Graphs using python
It was about yesterday that I was working on a project that involved the use of a graphs and topological sort. However, I was surprised when I saw the implementation sizes. Albeit , python uses substantially less number of LOC, this example particularly blew my mind. Ive never been able to create graphs in such an easy manner. :P :P (Im overstating cause im a bit ecstatic right now) .
Beginning with graphs, We’ll represent the graph using lists, and not matrices (saves memory you know)..
The graph refers the one shown here (Courtesy : geeksforgeeks.com)
Let’s write the python code. We shall read the file, and then create the adjacency lists out of it.
# number of vertices vertices = 6 #create adj lists adj =[  for i in range(vertices)] #create a function to set an edges def set_edge(vertex_no, node_no): globals() adj[vertex_no].append(node_no) set_edge(5,2) set_edge(5,0) set_edge(4,0) set_edge(4,1) set_edge(2,3) set_edge(3,1) # print adj
Let’s write a toposort now. A topological sort will give the order as to which node is to be processed first in order of execution.
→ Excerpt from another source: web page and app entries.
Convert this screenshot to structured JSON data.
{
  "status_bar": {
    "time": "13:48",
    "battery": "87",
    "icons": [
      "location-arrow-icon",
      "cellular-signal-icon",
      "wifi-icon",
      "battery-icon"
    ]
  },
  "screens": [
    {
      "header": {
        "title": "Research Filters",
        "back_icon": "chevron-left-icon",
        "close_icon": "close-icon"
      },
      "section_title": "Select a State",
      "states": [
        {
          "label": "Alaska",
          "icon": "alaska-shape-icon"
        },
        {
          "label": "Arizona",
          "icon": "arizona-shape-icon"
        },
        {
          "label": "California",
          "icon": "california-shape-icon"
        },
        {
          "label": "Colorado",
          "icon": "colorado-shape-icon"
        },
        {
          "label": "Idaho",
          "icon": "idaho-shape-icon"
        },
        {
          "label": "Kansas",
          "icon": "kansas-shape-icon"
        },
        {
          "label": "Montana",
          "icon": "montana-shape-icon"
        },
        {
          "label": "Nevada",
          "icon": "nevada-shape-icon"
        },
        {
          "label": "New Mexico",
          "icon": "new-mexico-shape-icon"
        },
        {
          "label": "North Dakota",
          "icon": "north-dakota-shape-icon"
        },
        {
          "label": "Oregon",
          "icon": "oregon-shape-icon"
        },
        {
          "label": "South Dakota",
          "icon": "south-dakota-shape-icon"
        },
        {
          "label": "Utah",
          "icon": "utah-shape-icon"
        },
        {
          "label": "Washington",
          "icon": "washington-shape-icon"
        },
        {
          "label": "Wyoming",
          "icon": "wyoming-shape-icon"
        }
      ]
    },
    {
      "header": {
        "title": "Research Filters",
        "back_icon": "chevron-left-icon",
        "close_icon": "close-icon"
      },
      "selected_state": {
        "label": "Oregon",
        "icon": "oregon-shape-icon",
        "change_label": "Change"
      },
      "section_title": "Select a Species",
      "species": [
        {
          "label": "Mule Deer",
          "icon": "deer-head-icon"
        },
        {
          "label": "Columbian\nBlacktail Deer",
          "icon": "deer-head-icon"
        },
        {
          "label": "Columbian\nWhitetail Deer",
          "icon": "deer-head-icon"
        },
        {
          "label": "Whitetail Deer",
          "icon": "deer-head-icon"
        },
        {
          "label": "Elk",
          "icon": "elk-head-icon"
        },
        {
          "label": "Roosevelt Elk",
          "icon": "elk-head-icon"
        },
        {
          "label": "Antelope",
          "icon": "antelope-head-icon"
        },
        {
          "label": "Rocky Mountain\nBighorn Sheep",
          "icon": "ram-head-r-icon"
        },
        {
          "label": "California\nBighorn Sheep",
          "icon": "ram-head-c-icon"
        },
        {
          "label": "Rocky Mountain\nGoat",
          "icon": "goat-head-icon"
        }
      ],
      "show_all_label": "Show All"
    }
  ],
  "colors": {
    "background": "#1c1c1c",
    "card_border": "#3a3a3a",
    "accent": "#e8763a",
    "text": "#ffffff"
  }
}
It has to start with a node having in degree as 0. You can read here for more details
vertices = 6 adj = [  for i in range(vertices) ] visited = [False for i in range(vertices)] output =  def set_edge(vertex_no, node_no): globals() adj[vertex_no].append(node_no) def toposort(i): globals() visited[i] = True for each in adj[i]: print each, visited[each] if not visited[each]: toposort(each) #print "i = ", i output.append(i) #print output set_edge(5,2) set_edge(5,0) set_edge(4,0) set_edge(4,1) set_edge(2,3) set_edge(3,1) # print adj for item in range(vertices): if not visited[item]: toposort(item) output.reverse() print output `OUTPUT` `[5, 4, 2, 3, 1, 0]`
If you want to make customised nodes, with some attributes, you can create a class.
class Node: def __init__(self, node_no, params): initialize your node_no , params Then append the node into the adj list